As summer approaches and temperatures start to rise, the M-A campus and classrooms are beginning to feel the heat. Some classrooms at M-A benefit from the modern remedy of air conditioning, but a majority lack it. Why is this the case?
Newer buildings like the G-wing, the I-wing, the F-wing, and the K-wing, all constructed in the last decade, have built-in air conditioning (AC); the rooms that do not have built-in air conditioning are wings A-E, which were made in the 1950s. This means that they can heat up to high 80-degree temperatures, even despite fans and open doors and windows.
There has been a demand for AC in older classrooms for years. Ronald Sanchez, a teacher in the B-wing, said, “It gets pretty hot here once we start getting towards the end of the school year, and around the beginning of the school year as well.” He continued, “A lot of students, especially during my 6th and 5th [periods],… prefer working outside rather than sitting within the [hot] box… of the classroom.”
History teacher Anne Olson, who also teaches in the B-wing, said, “It’s harder for me to teach, because I’m hot, and I’m uncomfortable… I feel like I definitely lose my train of thought a lot, or I just don’t have that same mental focus that I do when it is cooler.”
M-A students tended to agree. Nicole Sewald, a Junior, said, “It’s frustrating, I get frustrated more easily when it’s really warm.” Freshman Ethan Barek described being in a classroom at these temperatures as “[like] a sauna,” explaining that “even though there were a few fans running, it’s not enough.”
A Harvard study concluded that “without air conditioning, each 1°F increase in school year temperature [above 70 degrees] reduces the amount learned that year by one percent.” It also found that “three additional days above 90°F lower school achievement.” As a result of climate change, there will continue to be an increase in the severity and number of hot days, creating a greater need for AC.
Crystal Leach, the District’s Associate Superintendent of Administrative Services, said, “When you’re talking about installing [AC], you’re usually talking about roof units…. Can the current building support those additional units on the roof?
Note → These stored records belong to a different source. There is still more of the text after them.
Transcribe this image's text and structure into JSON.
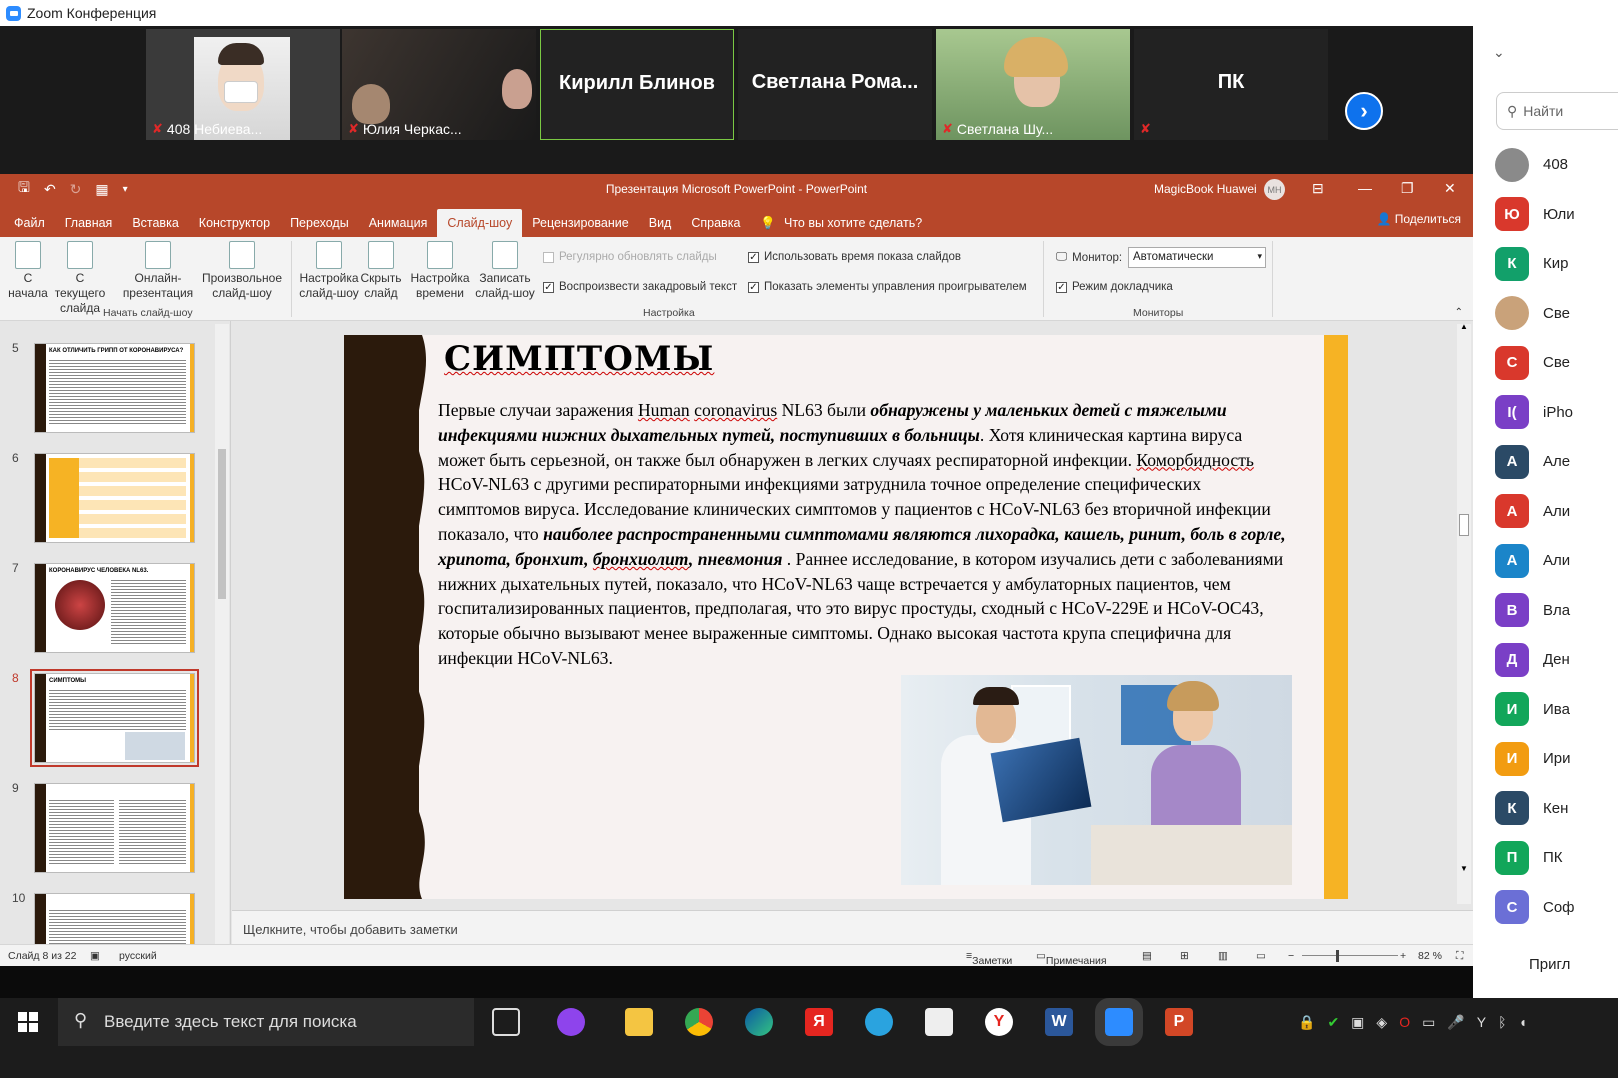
{
  "zoom": {
    "window_title": "Zoom Конференция",
    "tiles": [
      {
        "name": "408  Небиева...",
        "muted": true
      },
      {
        "name": "Юлия Черкас...",
        "muted": true
      },
      {
        "name": "Кирилл Блинов",
        "muted": false
      },
      {
        "name": "Светлана  Рома...",
        "muted": false
      },
      {
        "name": "Светлана Шу...",
        "muted": true
      },
      {
        "name": "ПК",
        "muted": true
      }
    ]
  },
  "participants": {
    "search_placeholder": "Найти",
    "invite_label": "Пригл",
    "list": [
      {
        "initial": "",
        "name": "408",
        "color": "#8a8a8a"
      },
      {
        "initial": "Ю",
        "name": "Юли",
        "color": "#d9382c"
      },
      {
        "initial": "К",
        "name": "Кир",
        "color": "#12a06a"
      },
      {
        "initial": "",
        "name": "Све",
        "color": "#c9a27a"
      },
      {
        "initial": "С",
        "name": "Све",
        "color": "#d9382c"
      },
      {
        "initial": "I(",
        "name": "iPho",
        "color": "#7a3fc6"
      },
      {
        "initial": "А",
        "name": "Але",
        "color": "#2b4a66"
      },
      {
        "initial": "А",
        "name": "Али",
        "color": "#d9382c"
      },
      {
        "initial": "А",
        "name": "Али",
        "color": "#1b85c9"
      },
      {
        "initial": "В",
        "name": "Вла",
        "color": "#7a3fc6"
      },
      {
        "initial": "Д",
        "name": "Ден",
        "color": "#7a3fc6"
      },
      {
        "initial": "И",
        "name": "Ива",
        "color": "#12a65a"
      },
      {
        "initial": "И",
        "name": "Ири",
        "color": "#f29c11"
      },
      {
        "initial": "К",
        "name": "Кен",
        "color": "#2b4a66"
      },
      {
        "initial": "П",
        "name": "ПК",
        "color": "#12a65a"
      },
      {
        "initial": "С",
        "name": "Соф",
        "color": "#6b6fd6"
      }
    ]
  },
  "ppt": {
    "title": "Презентация Microsoft PowerPoint  -  PowerPoint",
    "user": "MagicBook Huawei",
    "user_initials": "MH",
    "share": "Поделиться",
    "tell_me": "Что вы хотите сделать?",
    "tabs": [
      "Файл",
      "Главная",
      "Вставка",
      "Конструктор",
      "Переходы",
      "Анимация",
      "Слайд-шоу",
      "Рецензирование",
      "Вид",
      "Справка"
    ],
    "active_tab": "Слайд-шоу",
    "ribbon": {
      "from_start": "С\nначала",
      "from_current": "С текущего\nслайда",
      "online": "Онлайн-\nпрезентация",
      "custom": "Произвольное\nслайд-шоу",
      "group_start": "Начать слайд-шоу",
      "setup": "Настройка\nслайд-шоу",
      "hide": "Скрыть\nслайд",
      "rehearse": "Настройка\nвремени",
      "record": "Записать\nслайд-шоу",
      "chk_update": "Регулярно обновлять слайды",
      "chk_narration": "Воспроизвести закадровый текст",
      "chk_timings": "Использовать время показа слайдов",
      "chk_controls": "Показать элементы управления проигрывателем",
      "group_setup": "Настройка",
      "monitor_label": "Монитор:",
      "monitor_value": "Автоматически",
      "presenter_view": "Режим докладчика",
      "group_monitors": "Мониторы"
    },
    "thumbs": [
      {
        "num": "5",
        "title": "КАК ОТЛИЧИТЬ ГРИПП ОТ КОРОНАВИРУСА?"
      },
      {
        "num": "6",
        "title": ""
      },
      {
        "num": "7",
        "title": "КОРОНАВИРУС ЧЕЛОВЕКА NL63."
      },
      {
        "num": "8",
        "title": "СИМПТОМЫ"
      },
      {
        "num": "9",
        "title": ""
      },
      {
        "num": "10",
        "title": ""
      }
    ],
    "slide": {
      "title": "СИМПТОМЫ",
      "p1a": "Первые случаи заражения ",
      "p1b": "Human",
      "p1c": " ",
      "p1d": "coronavirus",
      "p1e": " NL63 были ",
      "p1f": "обнаружены у маленьких детей с тяжелыми инфекциями нижних дыхательных путей, поступивших в больницы",
      "p1g": ". Хотя клиническая картина вируса может быть серьезной, он также был обнаружен в легких случаях респираторной инфекции. ",
      "p1h": "Коморбидность",
      "p1i": " HCoV-NL63 с другими респираторными инфекциями затруднила точное определение специфических симптомов вируса. Исследование клинических симптомов у пациентов с HCoV-NL63 без вторичной инфекции показало, что ",
      "p1j": "наиболее распространенными симптомами являются лихорадка, кашель, ринит, боль в горле, хрипота, бронхит, ",
      "p1k": "бронхиолит",
      "p1l": ", пневмония",
      "p1m": " . Раннее исследование, в котором изучались дети с заболеваниями нижних дыхательных путей, показало, что HCoV-NL63 чаще встречается у амбулаторных пациентов, чем госпитализированных пациентов, предполагая, что это вирус простуды, сходный с HCoV-229E и HCoV-OC43, которые обычно вызывают менее выраженные симптомы. Однако высокая частота крупа специфична для инфекции HCoV-NL63."
    },
    "notes_placeholder": "Щелкните, чтобы добавить заметки",
    "status": {
      "slide": "Слайд 8 из 22",
      "lang": "русский",
      "notes": "Заметки",
      "comments": "Примечания",
      "zoom": "82 %"
    }
  },
  "taskbar": {
    "search_placeholder": "Введите здесь текст для поиска"
  }
}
What is the added ventilation that you can put in each room? You have to look at it as an individual unit for each room…. Would one unit serve five classrooms? You have to consider those different scenarios when you are trying to design this system.”
Leach also noted that “the need for air conditioning is [so] great that we are exploring what temporary air conditioning in the classrooms would look like. It is currently in the design phase.”
The question of cost cannot be ignored either. Leach said, “Cost is huge, right, and there’s cost on two levels. There is the cost of the project, and then there is the increased cost to the [electric] bill… so we are currently looking at temporary air conditioning in classrooms. For M-A, the temporary air conditioning is 4.3 million [dollars upfront].”
She also explained that it may be inefficient to install permanent AC in older buildings because, “some of those older buildings will most likely come down, so you wouldn’t invest in permanent air conditioning if you’re going to tear down the building and build a new [one].”
The lack of air conditioning will only become a more obvious problem as the weather continues to warm and M-A approaches finals, and when students, teachers, and faculty get back to school after the summer break. The data has shown that air conditioning will help learning and student achievement. The district is planning to solve it, but only time will tell if they can deliver.